**Work required**: Among the entries, find the lines with the string "Shop" and report them.

= Beginning of Section =

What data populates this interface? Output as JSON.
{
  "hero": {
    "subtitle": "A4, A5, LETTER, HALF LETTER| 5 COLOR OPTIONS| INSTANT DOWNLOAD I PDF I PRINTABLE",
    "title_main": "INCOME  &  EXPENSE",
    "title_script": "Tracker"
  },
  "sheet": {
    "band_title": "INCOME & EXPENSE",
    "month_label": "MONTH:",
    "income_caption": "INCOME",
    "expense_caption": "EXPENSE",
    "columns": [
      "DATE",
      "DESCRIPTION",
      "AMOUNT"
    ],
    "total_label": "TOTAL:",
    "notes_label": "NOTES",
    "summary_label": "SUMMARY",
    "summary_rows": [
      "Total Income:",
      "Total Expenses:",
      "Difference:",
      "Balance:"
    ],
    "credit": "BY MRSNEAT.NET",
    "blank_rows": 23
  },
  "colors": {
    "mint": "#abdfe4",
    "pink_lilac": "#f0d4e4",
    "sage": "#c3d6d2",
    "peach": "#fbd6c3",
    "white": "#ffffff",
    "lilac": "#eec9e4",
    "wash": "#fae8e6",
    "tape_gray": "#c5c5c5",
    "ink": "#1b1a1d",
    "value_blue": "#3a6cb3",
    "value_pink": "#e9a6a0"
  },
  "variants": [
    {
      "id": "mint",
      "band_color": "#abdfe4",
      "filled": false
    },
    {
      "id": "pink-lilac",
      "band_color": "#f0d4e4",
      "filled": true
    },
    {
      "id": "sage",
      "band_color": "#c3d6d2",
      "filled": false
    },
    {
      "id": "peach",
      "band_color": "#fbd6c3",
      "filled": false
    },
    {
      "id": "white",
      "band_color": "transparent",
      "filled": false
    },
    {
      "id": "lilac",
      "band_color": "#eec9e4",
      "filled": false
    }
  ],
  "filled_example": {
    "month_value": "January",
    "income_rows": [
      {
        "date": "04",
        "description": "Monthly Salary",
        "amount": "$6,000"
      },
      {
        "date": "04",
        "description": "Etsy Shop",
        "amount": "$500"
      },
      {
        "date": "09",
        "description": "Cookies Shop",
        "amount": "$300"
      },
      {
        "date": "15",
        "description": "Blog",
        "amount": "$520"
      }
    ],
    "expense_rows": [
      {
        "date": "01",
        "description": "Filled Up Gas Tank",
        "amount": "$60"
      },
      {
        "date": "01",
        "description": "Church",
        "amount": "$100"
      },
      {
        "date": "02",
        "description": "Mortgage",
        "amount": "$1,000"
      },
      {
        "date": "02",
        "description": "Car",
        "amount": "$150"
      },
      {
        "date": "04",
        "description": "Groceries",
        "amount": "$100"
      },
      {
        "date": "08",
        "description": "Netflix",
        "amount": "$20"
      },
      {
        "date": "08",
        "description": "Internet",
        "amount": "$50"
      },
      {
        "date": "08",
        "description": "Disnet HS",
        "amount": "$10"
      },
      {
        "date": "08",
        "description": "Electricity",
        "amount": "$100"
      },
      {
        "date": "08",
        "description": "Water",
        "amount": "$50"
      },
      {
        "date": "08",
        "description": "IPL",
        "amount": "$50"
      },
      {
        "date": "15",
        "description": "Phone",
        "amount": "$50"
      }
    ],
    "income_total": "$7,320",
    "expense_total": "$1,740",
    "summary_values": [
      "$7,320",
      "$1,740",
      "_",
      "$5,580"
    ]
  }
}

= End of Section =

**Answer to the exercise**:
        "description": "Etsy Shop",
        "description": "Cookies Shop",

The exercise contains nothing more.